_Requirement_
Each line below must be reproduced exactly, though the pictures are to be dropped.
══ Data section ══
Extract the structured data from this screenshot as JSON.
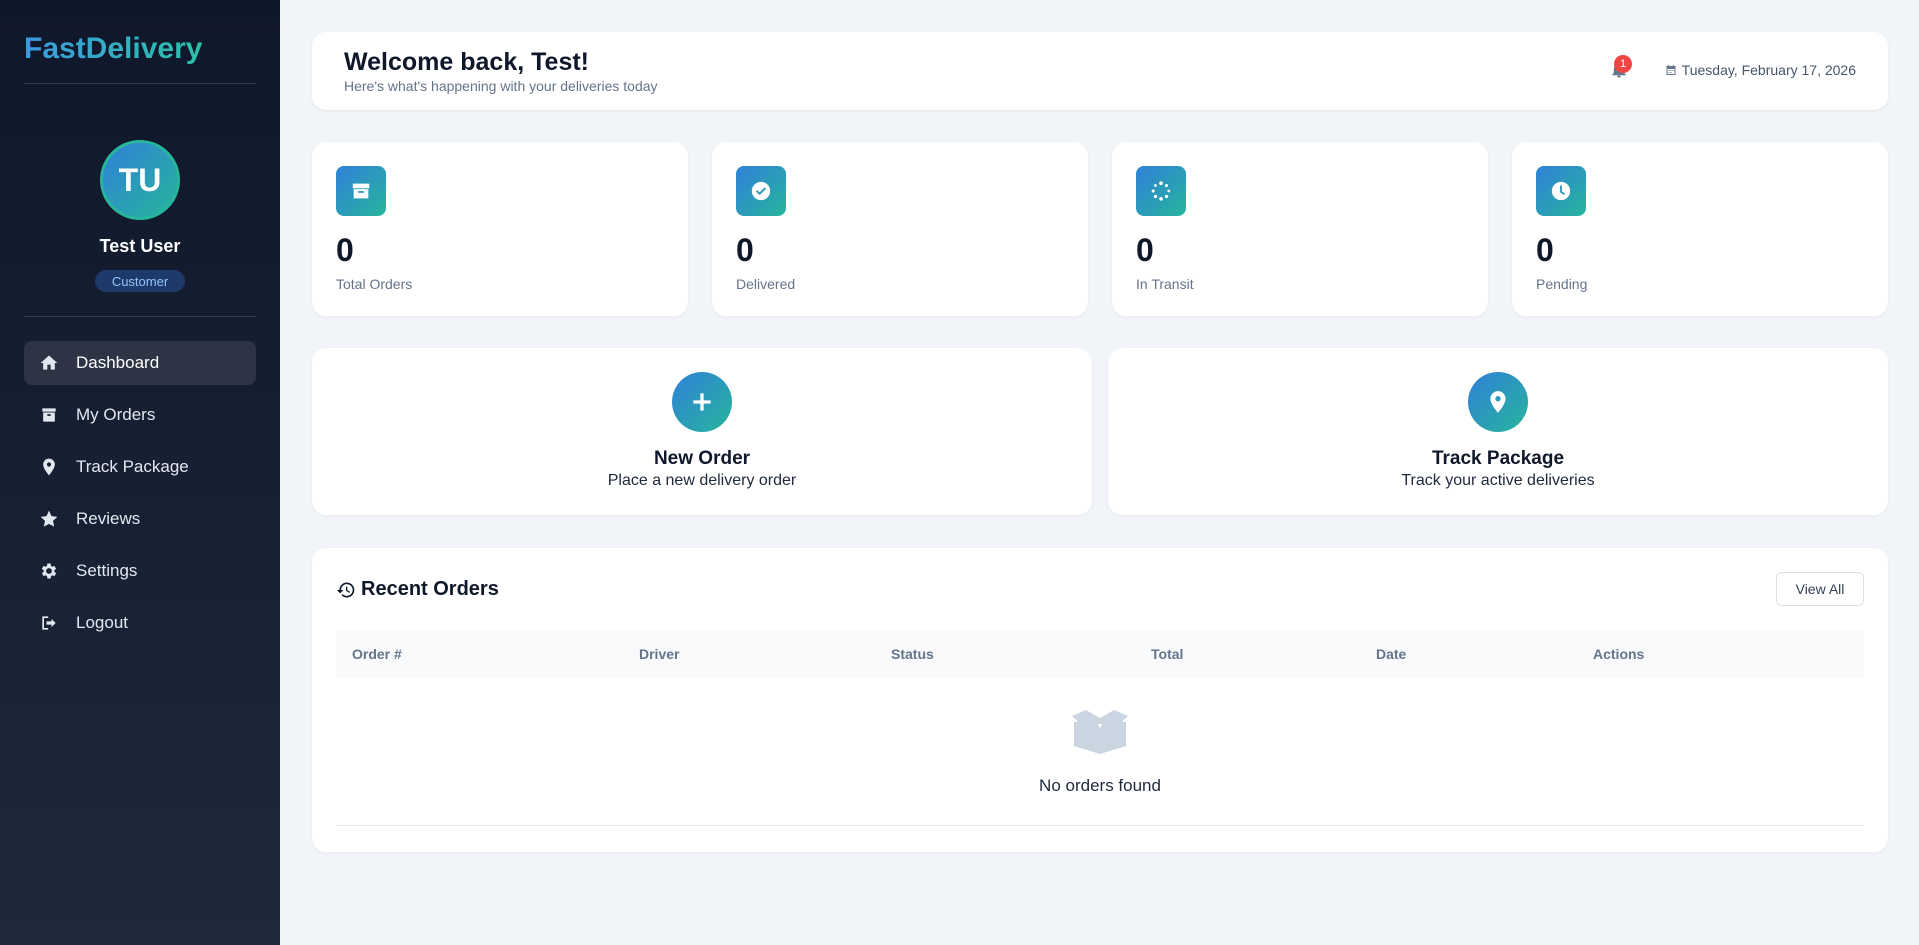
{
  "sidebar": {
    "brand": "FastDelivery",
    "user": {
      "initials": "TU",
      "name": "Test User",
      "role": "Customer"
    },
    "items": [
      {
        "label": "Dashboard",
        "icon": "home-icon",
        "active": true
      },
      {
        "label": "My Orders",
        "icon": "box-icon"
      },
      {
        "label": "Track Package",
        "icon": "map-pin-icon"
      },
      {
        "label": "Reviews",
        "icon": "star-icon"
      },
      {
        "label": "Settings",
        "icon": "gear-icon"
      },
      {
        "label": "Logout",
        "icon": "logout-icon"
      }
    ]
  },
  "header": {
    "title": "Welcome back, Test!",
    "subtitle": "Here's what's happening with your deliveries today",
    "notifications": "1",
    "date": "Tuesday, February 17, 2026"
  },
  "stats": [
    {
      "value": "0",
      "label": "Total Orders",
      "icon": "box-icon"
    },
    {
      "value": "0",
      "label": "Delivered",
      "icon": "check-circle-icon"
    },
    {
      "value": "0",
      "label": "In Transit",
      "icon": "spinner-icon"
    },
    {
      "value": "0",
      "label": "Pending",
      "icon": "clock-icon"
    }
  ],
  "actions": [
    {
      "title": "New Order",
      "subtitle": "Place a new delivery order",
      "icon": "plus-icon"
    },
    {
      "title": "Track Package",
      "subtitle": "Track your active deliveries",
      "icon": "map-pin-icon"
    }
  ],
  "orders": {
    "title": "Recent Orders",
    "view_all": "View All",
    "columns": [
      "Order #",
      "Driver",
      "Status",
      "Total",
      "Date",
      "Actions"
    ],
    "empty_text": "No orders found"
  },
  "colors": {
    "accent_start": "#2f80d9",
    "accent_end": "#27b59b",
    "sidebar_bg": "#0f172a",
    "badge_red": "#ef4444"
  }
}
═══
_Solution for this task_
Extract the structured data from this screenshot as JSON.
{
  "sidebar": {
    "brand": "FastDelivery",
    "user": {
      "initials": "TU",
      "name": "Test User",
      "role": "Customer"
    },
    "items": [
      {
        "label": "Dashboard",
        "icon": "home-icon",
        "active": true
      },
      {
        "label": "My Orders",
        "icon": "box-icon"
      },
      {
        "label": "Track Package",
        "icon": "map-pin-icon"
      },
      {
        "label": "Reviews",
        "icon": "star-icon"
      },
      {
        "label": "Settings",
        "icon": "gear-icon"
      },
      {
        "label": "Logout",
        "icon": "logout-icon"
      }
    ]
  },
  "header": {
    "title": "Welcome back, Test!",
    "subtitle": "Here's what's happening with your deliveries today",
    "notifications": "1",
    "date": "Tuesday, February 17, 2026"
  },
  "stats": [
    {
      "value": "0",
      "label": "Total Orders",
      "icon": "box-icon"
    },
    {
      "value": "0",
      "label": "Delivered",
      "icon": "check-circle-icon"
    },
    {
      "value": "0",
      "label": "In Transit",
      "icon": "spinner-icon"
    },
    {
      "value": "0",
      "label": "Pending",
      "icon": "clock-icon"
    }
  ],
  "actions": [
    {
      "title": "New Order",
      "subtitle": "Place a new delivery order",
      "icon": "plus-icon"
    },
    {
      "title": "Track Package",
      "subtitle": "Track your active deliveries",
      "icon": "map-pin-icon"
    }
  ],
  "orders": {
    "title": "Recent Orders",
    "view_all": "View All",
    "columns": [
      "Order #",
      "Driver",
      "Status",
      "Total",
      "Date",
      "Actions"
    ],
    "empty_text": "No orders found"
  },
  "colors": {
    "accent_start": "#2f80d9",
    "accent_end": "#27b59b",
    "sidebar_bg": "#0f172a",
    "badge_red": "#ef4444"
  }
}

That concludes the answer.